For prospective and current undergraduate and graduate students, the CBAS project offers the opportunity to engage first-hand in corpus-based sociolinguistic research. Undergraduate and graduate students are openly invited to collaborate in participant recruitment and actual data collection (i.e., meet with participants and conduct interview sessions to record speech) along with ongoing data analysis, leading to possibilities for advanced (Hispanic) Linguistics undergraduate research in the form of a Senior Thesis, or, for graduate students in (Hispanic) Linguistics, opportunities for professional research and publications. Interested students should contact me via e-mail for an appointment to discuss CBAS collaboration.
Participants interested in contributing to the CBAS project should review the CBAS recruitment flyers below, and contact me at the e-mail address provided.
The files above contains a series of R codes and explanations for numerous kinds of quantitative analysis, as well as templates/examples. The files are current with respect to the most recent update to R, but will change as R and packages within it are updated.

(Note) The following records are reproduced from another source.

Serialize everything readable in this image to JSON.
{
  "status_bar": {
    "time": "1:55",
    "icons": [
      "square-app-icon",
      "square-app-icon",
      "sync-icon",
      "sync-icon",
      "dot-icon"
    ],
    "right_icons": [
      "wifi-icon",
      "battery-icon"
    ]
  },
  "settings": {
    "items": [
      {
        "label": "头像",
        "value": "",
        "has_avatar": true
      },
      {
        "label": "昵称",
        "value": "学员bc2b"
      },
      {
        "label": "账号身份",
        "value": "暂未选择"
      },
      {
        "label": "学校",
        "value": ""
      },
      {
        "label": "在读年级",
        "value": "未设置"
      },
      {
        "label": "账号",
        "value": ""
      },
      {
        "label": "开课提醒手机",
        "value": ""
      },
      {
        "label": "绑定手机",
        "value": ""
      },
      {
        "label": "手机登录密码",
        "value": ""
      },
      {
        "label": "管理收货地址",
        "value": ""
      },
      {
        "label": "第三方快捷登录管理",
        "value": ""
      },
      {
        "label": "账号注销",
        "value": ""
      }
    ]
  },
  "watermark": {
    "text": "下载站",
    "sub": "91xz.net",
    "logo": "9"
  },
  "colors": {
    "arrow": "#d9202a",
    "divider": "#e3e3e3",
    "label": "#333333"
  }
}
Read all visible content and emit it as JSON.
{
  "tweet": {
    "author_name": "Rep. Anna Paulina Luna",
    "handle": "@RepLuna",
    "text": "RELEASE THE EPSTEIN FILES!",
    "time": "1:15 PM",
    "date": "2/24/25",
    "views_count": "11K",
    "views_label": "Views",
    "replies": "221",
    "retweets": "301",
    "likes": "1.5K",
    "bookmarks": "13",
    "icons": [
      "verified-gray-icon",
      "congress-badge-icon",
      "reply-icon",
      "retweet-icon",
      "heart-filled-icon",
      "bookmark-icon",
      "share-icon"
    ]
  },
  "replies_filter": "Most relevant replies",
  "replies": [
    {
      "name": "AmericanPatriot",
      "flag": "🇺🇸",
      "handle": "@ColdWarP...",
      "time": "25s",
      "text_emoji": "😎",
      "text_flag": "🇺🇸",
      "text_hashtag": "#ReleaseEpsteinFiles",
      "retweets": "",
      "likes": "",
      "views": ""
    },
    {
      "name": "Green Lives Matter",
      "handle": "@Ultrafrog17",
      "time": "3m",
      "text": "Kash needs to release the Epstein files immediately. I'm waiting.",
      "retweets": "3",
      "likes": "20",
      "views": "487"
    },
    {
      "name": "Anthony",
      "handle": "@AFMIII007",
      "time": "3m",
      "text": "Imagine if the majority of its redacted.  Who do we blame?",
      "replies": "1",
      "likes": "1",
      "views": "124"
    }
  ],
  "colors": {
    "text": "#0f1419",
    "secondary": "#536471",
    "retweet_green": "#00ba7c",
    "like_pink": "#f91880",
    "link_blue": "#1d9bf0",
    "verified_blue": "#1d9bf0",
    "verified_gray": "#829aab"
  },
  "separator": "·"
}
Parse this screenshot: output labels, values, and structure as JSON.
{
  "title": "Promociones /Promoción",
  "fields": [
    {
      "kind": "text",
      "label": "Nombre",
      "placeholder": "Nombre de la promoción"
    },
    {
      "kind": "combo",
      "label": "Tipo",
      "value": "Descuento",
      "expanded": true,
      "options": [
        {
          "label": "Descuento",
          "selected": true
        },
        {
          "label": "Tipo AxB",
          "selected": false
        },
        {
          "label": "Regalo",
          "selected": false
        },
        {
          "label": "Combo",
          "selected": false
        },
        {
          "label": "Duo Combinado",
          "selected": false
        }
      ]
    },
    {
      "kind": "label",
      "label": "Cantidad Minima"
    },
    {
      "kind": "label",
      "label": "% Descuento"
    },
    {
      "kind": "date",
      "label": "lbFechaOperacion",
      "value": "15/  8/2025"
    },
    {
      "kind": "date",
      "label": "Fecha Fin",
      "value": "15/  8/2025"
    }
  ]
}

Feel free to e-mail me if you believe any of the codes is no longer valid.
As for the PDF version, beyond the first 9 pages, which cover the minimal coding you’ll need, general tips and terminology, a flow-chart to decide what test is appropriate for your data, the interpretation of ANOVA outputs vs. regression outputs, as well as some example R outputs and the corresponding tables/prose that one could create from them for a publication, each page is titled with the name of the test covered. Crucially, expectations for the data (i.e., what kinds of tests are suitable for which kind of data) appear below each title.
The R file version allows for perhaps easier copy-pasting, since users will not need to constantly click between R and their PDF-viewer program, but at the cost of color-coding. The only other differences between the R file and the PDF are the former’s omission of examples of R outputs and their interpretation, and additionally, since Chi-Square in R is difficult to describe in pure prose, this test is omitted from the R file (though is still present as the final page of the PDF file).
The only coding knowledge required relates to the independent variables included in a model, which is covered in the legend at the top of each test. For example, for models working with 4 IVs (GENDER as fixed, COUNTRY as fixed, VERB as fixed, and PARTICIPANT as random), the following “IVDump” notations are possible:
GENDER + COUNTRY (fixed effects model with 2 main effects)
GENDER * COUNTRY (fixed effects model with 2 main effects and their interaction)
GENDER + COUNTRY * VERB (fixed effects model with 3 main effects and 1 interaction)
GENDER + (1|PARTICIPANT) (mixed effects model with 1 main effect and 1 random intercept)
GENDER + (GENDER|PARTICIPANT) (same as above but with the addition of a random slope)
Finally, below is an Excel spreadsheet with templates to show how different kinds of data are to be organized for analysis with R, as well as example data to practice analyses with.